The Banana Services Initiative? Now that produces some splashy headlines: TMF Goes Bananas, Peeling the New Service Strategy Plans, Bananas in Season at TMF, What Smells Rotten in Nice? -- OK, that last one, referring to the annual meeting location, would probably be inevitable.

It's a bit ironic, though, that a strategy TMF hopes will be a bold initiative to create the new future of telecom has an aging moniker that is nothing if not the safe choice, with its roots firmly in the industry's past.

— Carol Wilson, Chief Editor, Events, Light Reading

(1)  | 
Comment  | 
Print  | 
Newest First  |  Oldest First  |  Threaded View        ADD A COMMENT
Pete Baldwin
50%
50%
Pete Baldwin,
User Rank: Light Beer
1/5/2013 | 2:03:41 AM
re: Peeling the Digital Banana


The problem with "Digital Services Initiative," in addition to what you've pointed out here, is that it sounds so generic.


Then again, anything non-generic, like Banana Services Intiative, we'd make fun of. I guess it's a no-win situation.  :)

More Blogs from Rewired
Web giant contributes seed code to new open source group within ONF that is redefining SDN and promising faster innovation and upgrades.
Internet users have grown used to being tracked online, but will they ever accept the fact that some applications need special treatment by ISPs?
New ads call for Internet Bill of Rights that applies to ISPs and content giants, but what are the chances Congress can get this done?
Better Internet access for rural areas is getting a lot of attention from the Trump administration but the plan of action seems less than solid.
Assuming they can get the software architecture right, open source projects represent a faster way to consensus on big issues, he says.
Featured Video
From The Founder
John Chambers is still as passionate about business and innovation as he ever was at Cisco, finds Steve Saunders.
Flash Poll
Upcoming Live Events
June 26, 2018, Nice, France
September 12, 2018, Los Angeles, CA
September 24-26, 2018, Westin Westminster, Denver
October 9, 2018, The Westin Times Square, New York
October 17, 2018, Chicago, Illinois
October 23, 2018, Georgia World Congress Centre, Atlanta, GA
November 7-8, 2018, London, United Kingdom
November 8, 2018, The Montcalm by Marble Arch, London
November 15, 2018, The Westin Times Square, New York
December 4-6, 2018, Lisbon, Portugal
All Upcoming Live Events
Hot Topics
NFV Is Down but Not Out
Iain Morris, News Editor, 5/22/2018
Trump Denies ZTE Deal, Faces Senate Backlash
Dan Jones, Mobile Editor, 5/22/2018
What VeloCloud Cost VMware
Phil Harvey, US News Editor, 5/21/2018
5G in the USA: A Post-BCE Update
Dan Jones, Mobile Editor, 5/23/2018
Vanquished in Video, Verizon Admits OTT Defeat
Mari Silbey, Senior Editor, Cable/Video, 5/23/2018
Animals with Phones
Live Digital Audio

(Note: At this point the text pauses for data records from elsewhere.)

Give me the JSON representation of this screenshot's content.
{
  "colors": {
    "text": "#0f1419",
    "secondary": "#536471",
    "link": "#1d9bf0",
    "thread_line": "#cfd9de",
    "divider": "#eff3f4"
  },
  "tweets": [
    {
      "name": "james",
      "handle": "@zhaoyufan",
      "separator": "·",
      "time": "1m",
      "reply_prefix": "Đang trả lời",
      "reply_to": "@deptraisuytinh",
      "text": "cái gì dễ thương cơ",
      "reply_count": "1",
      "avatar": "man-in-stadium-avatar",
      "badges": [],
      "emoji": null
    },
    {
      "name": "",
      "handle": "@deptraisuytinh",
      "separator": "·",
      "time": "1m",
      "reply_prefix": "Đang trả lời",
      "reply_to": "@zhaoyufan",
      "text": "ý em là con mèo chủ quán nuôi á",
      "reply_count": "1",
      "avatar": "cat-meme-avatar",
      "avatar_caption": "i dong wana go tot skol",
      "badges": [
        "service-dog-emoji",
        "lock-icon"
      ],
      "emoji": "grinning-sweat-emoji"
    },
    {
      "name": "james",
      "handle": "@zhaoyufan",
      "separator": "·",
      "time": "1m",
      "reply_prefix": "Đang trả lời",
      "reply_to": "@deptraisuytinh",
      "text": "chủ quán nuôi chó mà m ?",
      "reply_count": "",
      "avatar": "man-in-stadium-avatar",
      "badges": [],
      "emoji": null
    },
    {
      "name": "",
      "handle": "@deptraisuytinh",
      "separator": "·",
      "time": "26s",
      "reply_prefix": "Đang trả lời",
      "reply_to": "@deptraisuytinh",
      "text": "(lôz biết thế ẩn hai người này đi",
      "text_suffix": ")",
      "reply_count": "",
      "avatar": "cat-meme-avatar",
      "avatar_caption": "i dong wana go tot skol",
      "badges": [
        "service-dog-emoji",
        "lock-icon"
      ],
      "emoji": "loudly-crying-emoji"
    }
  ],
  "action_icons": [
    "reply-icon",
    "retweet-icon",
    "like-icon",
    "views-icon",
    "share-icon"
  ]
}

A CSP's digital transformation involves so much more than technology. Crucial – and often most challenging – is the cultural transformation that goes along with it. As Sigma's Chief Technology Officer, Catherine Michel has extensive experience with technology as she leads the company's entire product portfolio and strategy. But she's also no stranger to merging technology and culture, having taken a company — Tribold — from inception to acquisition (by Sigma in 2013), and she continues to advise service providers on how to drive their own transformations. This impressive female leader and vocal advocate for other women in the industry will join Women in Comms for a live radio show to discuss all things digital transformation, including the cultural transformation that goes along with it.

Like Us on Facebook
Twitter Feed